Minnesota’s Community Action Programs (CAPs) provide important housing-related services such as energy assistance and weatherization to low-income families, among many other services, but both state and federal funding cuts threaten the vital services that these agencies provide.
In 2010, Minnesota community action agencies served more than 616,000 people and nearly 222,000 poor or low-income families. Nearly 110,000 Minnesotans received housing related services through CAPs.
Before the new budget forecast reduced the state’s budget deficit from $6 billion to $5 billion last week, Community Action Agencies had been slated for complete elimination of state funding in Dayton’s proposed budget. Fortunately, with the revised budget, Dayton reinstated the $7.8 million for the biennium in his proposal for the CAPs. This positive development notwithstanding, Republican proposals are likely to target the CAPs for state funding cuts.
In February, the Obama Administration requested that funding for the Community Services Block Grant (CSBG), which funds Community Action, be cut in half compared to the FY 2010 level for regular funding. This $350 million federal reduction would result in a loss of $3.5 million to Minnesota.
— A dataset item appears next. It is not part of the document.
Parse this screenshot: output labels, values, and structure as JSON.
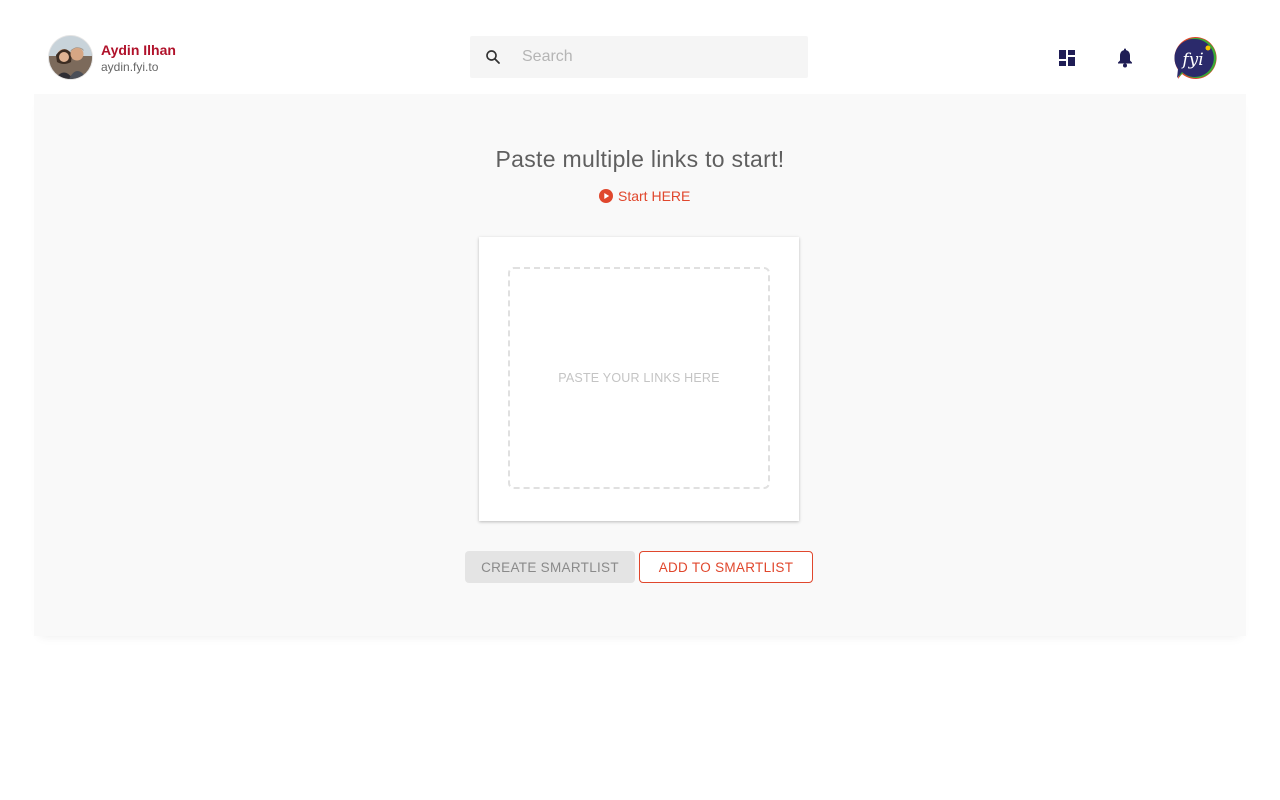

Meanwhile, House Republicans are also targeting the Community Services Block Grant for deep cuts.
What does this all mean for Minnesota?
The statewide network of 39 Community Action Agencies (CAAs) provide job training, energy assistance, weatherization, food shelves, Head Start, child care, emergency assistance and crisis nursery services to promote economic self-sufficiency to low-income families and individuals.
- In 2010, Minnesota community action agencies served more than 616,000 people and nearly 222,000 poor or low-income families.
- Community Action Agencies provide a range of housing-related services addressing needs from homelessness to home ownership including: emergency homelessness assistance, transitional housing services, rental housing assistance, weatherization and audits, conservation services, energy related repairs, housing purchase grants and loans, home repair and rehabilitation services, administration of Small Cities Development Grants, Family Assets for Independence in Minnesota (FAIM), affordable housing development, and homeownership education.
- In 2010, 107,437 Minnesotans received housing related services.
- Without this funding thousands of low income households would not receive services and a complex array of local collaborations would be significantly disrupted--especially in Greater Minnesota.
What can you do?
Please contact your federal and state representatives to encourage strong support of Community Action funding through the federal Community Services Block Grant (CSBG) or state Community Action Program grant.
Contact the Minnesota Community Action Partnership to find out more about what CAPs do in Minnesota or to locate the CAP agency that serves your area.